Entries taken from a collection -
####

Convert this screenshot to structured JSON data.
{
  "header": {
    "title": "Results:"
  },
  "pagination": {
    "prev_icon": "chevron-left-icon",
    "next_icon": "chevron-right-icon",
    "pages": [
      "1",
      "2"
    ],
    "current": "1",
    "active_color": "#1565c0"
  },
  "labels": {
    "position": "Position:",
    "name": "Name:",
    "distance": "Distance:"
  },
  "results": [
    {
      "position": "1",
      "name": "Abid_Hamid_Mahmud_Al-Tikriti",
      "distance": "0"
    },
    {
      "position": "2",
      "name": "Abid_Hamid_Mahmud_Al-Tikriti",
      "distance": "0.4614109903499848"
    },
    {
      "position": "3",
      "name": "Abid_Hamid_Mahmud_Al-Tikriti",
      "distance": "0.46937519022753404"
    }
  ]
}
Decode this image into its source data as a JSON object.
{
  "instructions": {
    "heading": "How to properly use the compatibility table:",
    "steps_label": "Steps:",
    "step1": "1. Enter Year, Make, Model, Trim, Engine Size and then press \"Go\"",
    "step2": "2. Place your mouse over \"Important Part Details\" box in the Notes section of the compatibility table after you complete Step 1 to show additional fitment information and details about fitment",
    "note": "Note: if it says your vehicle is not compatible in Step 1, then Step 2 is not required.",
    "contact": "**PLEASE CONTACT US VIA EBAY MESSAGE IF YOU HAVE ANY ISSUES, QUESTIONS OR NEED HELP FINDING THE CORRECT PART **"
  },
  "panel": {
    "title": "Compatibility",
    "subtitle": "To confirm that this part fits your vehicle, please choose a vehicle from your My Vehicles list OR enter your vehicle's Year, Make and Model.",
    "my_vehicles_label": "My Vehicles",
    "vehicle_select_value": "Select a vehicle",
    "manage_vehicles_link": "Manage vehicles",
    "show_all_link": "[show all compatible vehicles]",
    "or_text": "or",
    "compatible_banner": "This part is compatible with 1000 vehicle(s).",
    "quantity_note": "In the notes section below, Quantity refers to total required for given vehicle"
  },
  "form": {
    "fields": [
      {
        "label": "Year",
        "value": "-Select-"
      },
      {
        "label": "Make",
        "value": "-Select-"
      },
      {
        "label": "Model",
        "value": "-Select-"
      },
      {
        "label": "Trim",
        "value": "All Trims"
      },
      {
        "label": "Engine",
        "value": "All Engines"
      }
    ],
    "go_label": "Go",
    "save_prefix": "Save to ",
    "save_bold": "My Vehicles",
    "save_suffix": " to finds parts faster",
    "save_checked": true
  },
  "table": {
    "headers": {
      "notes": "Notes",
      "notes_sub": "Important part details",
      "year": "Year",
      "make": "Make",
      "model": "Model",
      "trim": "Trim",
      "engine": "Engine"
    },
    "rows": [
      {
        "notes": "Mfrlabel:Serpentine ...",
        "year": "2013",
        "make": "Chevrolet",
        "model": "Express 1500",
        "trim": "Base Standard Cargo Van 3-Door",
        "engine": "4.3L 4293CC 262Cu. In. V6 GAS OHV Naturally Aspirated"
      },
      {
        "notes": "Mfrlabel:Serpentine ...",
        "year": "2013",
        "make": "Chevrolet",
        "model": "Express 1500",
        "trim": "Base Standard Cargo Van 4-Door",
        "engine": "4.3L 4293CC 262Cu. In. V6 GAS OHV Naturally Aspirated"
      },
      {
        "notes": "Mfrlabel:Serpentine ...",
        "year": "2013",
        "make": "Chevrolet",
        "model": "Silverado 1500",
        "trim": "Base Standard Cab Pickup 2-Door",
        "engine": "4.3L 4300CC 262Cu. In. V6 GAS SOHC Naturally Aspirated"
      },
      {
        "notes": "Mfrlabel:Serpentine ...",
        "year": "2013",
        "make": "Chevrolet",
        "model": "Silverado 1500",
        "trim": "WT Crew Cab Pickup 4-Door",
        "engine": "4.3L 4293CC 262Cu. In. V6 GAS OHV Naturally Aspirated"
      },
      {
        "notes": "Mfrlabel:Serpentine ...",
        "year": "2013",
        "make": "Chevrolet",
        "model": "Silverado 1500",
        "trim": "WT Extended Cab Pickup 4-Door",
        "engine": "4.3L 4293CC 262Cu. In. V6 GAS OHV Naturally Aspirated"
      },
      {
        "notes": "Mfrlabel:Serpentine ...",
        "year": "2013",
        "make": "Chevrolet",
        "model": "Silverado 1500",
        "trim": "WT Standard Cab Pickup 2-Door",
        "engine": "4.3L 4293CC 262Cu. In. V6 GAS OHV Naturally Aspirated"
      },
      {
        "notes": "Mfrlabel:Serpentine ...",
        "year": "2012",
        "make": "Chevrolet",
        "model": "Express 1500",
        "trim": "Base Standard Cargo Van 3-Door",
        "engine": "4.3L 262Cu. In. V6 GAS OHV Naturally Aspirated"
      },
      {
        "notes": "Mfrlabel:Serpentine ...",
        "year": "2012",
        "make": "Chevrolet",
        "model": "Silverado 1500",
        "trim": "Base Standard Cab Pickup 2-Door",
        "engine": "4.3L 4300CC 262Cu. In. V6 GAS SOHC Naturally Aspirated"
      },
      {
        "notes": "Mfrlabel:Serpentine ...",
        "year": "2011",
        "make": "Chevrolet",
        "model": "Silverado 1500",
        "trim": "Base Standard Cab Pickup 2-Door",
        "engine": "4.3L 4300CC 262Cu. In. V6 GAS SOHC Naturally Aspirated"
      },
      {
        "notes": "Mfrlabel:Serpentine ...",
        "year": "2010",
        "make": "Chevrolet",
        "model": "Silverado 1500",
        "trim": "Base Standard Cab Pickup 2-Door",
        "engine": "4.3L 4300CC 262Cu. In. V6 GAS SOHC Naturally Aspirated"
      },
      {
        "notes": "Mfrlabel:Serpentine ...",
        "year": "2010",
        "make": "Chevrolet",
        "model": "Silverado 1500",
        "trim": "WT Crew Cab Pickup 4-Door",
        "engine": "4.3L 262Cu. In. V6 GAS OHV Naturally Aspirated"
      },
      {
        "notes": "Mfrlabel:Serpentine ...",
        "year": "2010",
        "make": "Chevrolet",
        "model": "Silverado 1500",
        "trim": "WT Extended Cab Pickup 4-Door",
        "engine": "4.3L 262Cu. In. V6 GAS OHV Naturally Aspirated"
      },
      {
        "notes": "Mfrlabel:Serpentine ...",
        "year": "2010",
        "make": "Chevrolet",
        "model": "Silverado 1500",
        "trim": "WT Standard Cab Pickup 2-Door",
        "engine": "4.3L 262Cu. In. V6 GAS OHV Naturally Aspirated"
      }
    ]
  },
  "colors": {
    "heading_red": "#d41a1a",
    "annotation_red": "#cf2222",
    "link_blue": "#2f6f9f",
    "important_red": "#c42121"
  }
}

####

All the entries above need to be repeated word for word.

EXPECTED OUTPUT -
Convert this screenshot to structured JSON data.
{
  "header": {
    "title": "Results:"
  },
  "pagination": {
    "prev_icon": "chevron-left-icon",
    "next_icon": "chevron-right-icon",
    "pages": [
      "1",
      "2"
    ],
    "current": "1",
    "active_color": "#1565c0"
  },
  "labels": {
    "position": "Position:",
    "name": "Name:",
    "distance": "Distance:"
  },
  "results": [
    {
      "position": "1",
      "name": "Abid_Hamid_Mahmud_Al-Tikriti",
      "distance": "0"
    },
    {
      "position": "2",
      "name": "Abid_Hamid_Mahmud_Al-Tikriti",
      "distance": "0.4614109903499848"
    },
    {
      "position": "3",
      "name": "Abid_Hamid_Mahmud_Al-Tikriti",
      "distance": "0.46937519022753404"
    }
  ]
}
Decode this image into its source data as a JSON object.
{
  "instructions": {
    "heading": "How to properly use the compatibility table:",
    "steps_label": "Steps:",
    "step1": "1. Enter Year, Make, Model, Trim, Engine Size and then press \"Go\"",
    "step2": "2. Place your mouse over \"Important Part Details\" box in the Notes section of the compatibility table after you complete Step 1 to show additional fitment information and details about fitment",
    "note": "Note: if it says your vehicle is not compatible in Step 1, then Step 2 is not required.",
    "contact": "**PLEASE CONTACT US VIA EBAY MESSAGE IF YOU HAVE ANY ISSUES, QUESTIONS OR NEED HELP FINDING THE CORRECT PART **"
  },
  "panel": {
    "title": "Compatibility",
    "subtitle": "To confirm that this part fits your vehicle, please choose a vehicle from your My Vehicles list OR enter your vehicle's Year, Make and Model.",
    "my_vehicles_label": "My Vehicles",
    "vehicle_select_value": "Select a vehicle",
    "manage_vehicles_link": "Manage vehicles",
    "show_all_link": "[show all compatible vehicles]",
    "or_text": "or",
    "compatible_banner": "This part is compatible with 1000 vehicle(s).",
    "quantity_note": "In the notes section below, Quantity refers to total required for given vehicle"
  },
  "form": {
    "fields": [
      {
        "label": "Year",
        "value": "-Select-"
      },
      {
        "label": "Make",
        "value": "-Select-"
      },
      {
        "label": "Model",
        "value": "-Select-"
      },
      {
        "label": "Trim",
        "value": "All Trims"
      },
      {
        "label": "Engine",
        "value": "All Engines"
      }
    ],
    "go_label": "Go",
    "save_prefix": "Save to ",
    "save_bold": "My Vehicles",
    "save_suffix": " to finds parts faster",
    "save_checked": true
  },
  "table": {
    "headers": {
      "notes": "Notes",
      "notes_sub": "Important part details",
      "year": "Year",
      "make": "Make",
      "model": "Model",
      "trim": "Trim",
      "engine": "Engine"
    },
    "rows": [
      {
        "notes": "Mfrlabel:Serpentine ...",
        "year": "2013",
        "make": "Chevrolet",
        "model": "Express 1500",
        "trim": "Base Standard Cargo Van 3-Door",
        "engine": "4.3L 4293CC 262Cu. In. V6 GAS OHV Naturally Aspirated"
      },
      {
        "notes": "Mfrlabel:Serpentine ...",
        "year": "2013",
        "make": "Chevrolet",
        "model": "Express 1500",
        "trim": "Base Standard Cargo Van 4-Door",
        "engine": "4.3L 4293CC 262Cu. In. V6 GAS OHV Naturally Aspirated"
      },
      {
        "notes": "Mfrlabel:Serpentine ...",
        "year": "2013",
        "make": "Chevrolet",
        "model": "Silverado 1500",
        "trim": "Base Standard Cab Pickup 2-Door",
        "engine": "4.3L 4300CC 262Cu. In. V6 GAS SOHC Naturally Aspirated"
      },
      {
        "notes": "Mfrlabel:Serpentine ...",
        "year": "2013",
        "make": "Chevrolet",
        "model": "Silverado 1500",
        "trim": "WT Crew Cab Pickup 4-Door",
        "engine": "4.3L 4293CC 262Cu. In. V6 GAS OHV Naturally Aspirated"
      },
      {
        "notes": "Mfrlabel:Serpentine ...",
        "year": "2013",
        "make": "Chevrolet",
        "model": "Silverado 1500",
        "trim": "WT Extended Cab Pickup 4-Door",
        "engine": "4.3L 4293CC 262Cu. In. V6 GAS OHV Naturally Aspirated"
      },
      {
        "notes": "Mfrlabel:Serpentine ...",
        "year": "2013",
        "make": "Chevrolet",
        "model": "Silverado 1500",
        "trim": "WT Standard Cab Pickup 2-Door",
        "engine": "4.3L 4293CC 262Cu. In. V6 GAS OHV Naturally Aspirated"
      },
      {
        "notes": "Mfrlabel:Serpentine ...",
        "year": "2012",
        "make": "Chevrolet",
        "model": "Express 1500",
        "trim": "Base Standard Cargo Van 3-Door",
        "engine": "4.3L 262Cu. In. V6 GAS OHV Naturally Aspirated"
      },
      {
        "notes": "Mfrlabel:Serpentine ...",
        "year": "2012",
        "make": "Chevrolet",
        "model": "Silverado 1500",
        "trim": "Base Standard Cab Pickup 2-Door",
        "engine": "4.3L 4300CC 262Cu. In. V6 GAS SOHC Naturally Aspirated"
      },
      {
        "notes": "Mfrlabel:Serpentine ...",
        "year": "2011",
        "make": "Chevrolet",
        "model": "Silverado 1500",
        "trim": "Base Standard Cab Pickup 2-Door",
        "engine": "4.3L 4300CC 262Cu. In. V6 GAS SOHC Naturally Aspirated"
      },
      {
        "notes": "Mfrlabel:Serpentine ...",
        "year": "2010",
        "make": "Chevrolet",
        "model": "Silverado 1500",
        "trim": "Base Standard Cab Pickup 2-Door",
        "engine": "4.3L 4300CC 262Cu. In. V6 GAS SOHC Naturally Aspirated"
      },
      {
        "notes": "Mfrlabel:Serpentine ...",
        "year": "2010",
        "make": "Chevrolet",
        "model": "Silverado 1500",
        "trim": "WT Crew Cab Pickup 4-Door",
        "engine": "4.3L 262Cu. In. V6 GAS OHV Naturally Aspirated"
      },
      {
        "notes": "Mfrlabel:Serpentine ...",
        "year": "2010",
        "make": "Chevrolet",
        "model": "Silverado 1500",
        "trim": "WT Extended Cab Pickup 4-Door",
        "engine": "4.3L 262Cu. In. V6 GAS OHV Naturally Aspirated"
      },
      {
        "notes": "Mfrlabel:Serpentine ...",
        "year": "2010",
        "make": "Chevrolet",
        "model": "Silverado 1500",
        "trim": "WT Standard Cab Pickup 2-Door",
        "engine": "4.3L 262Cu. In. V6 GAS OHV Naturally Aspirated"
      }
    ]
  },
  "colors": {
    "heading_red": "#d41a1a",
    "annotation_red": "#cf2222",
    "link_blue": "#2f6f9f",
    "important_red": "#c42121"
  }
}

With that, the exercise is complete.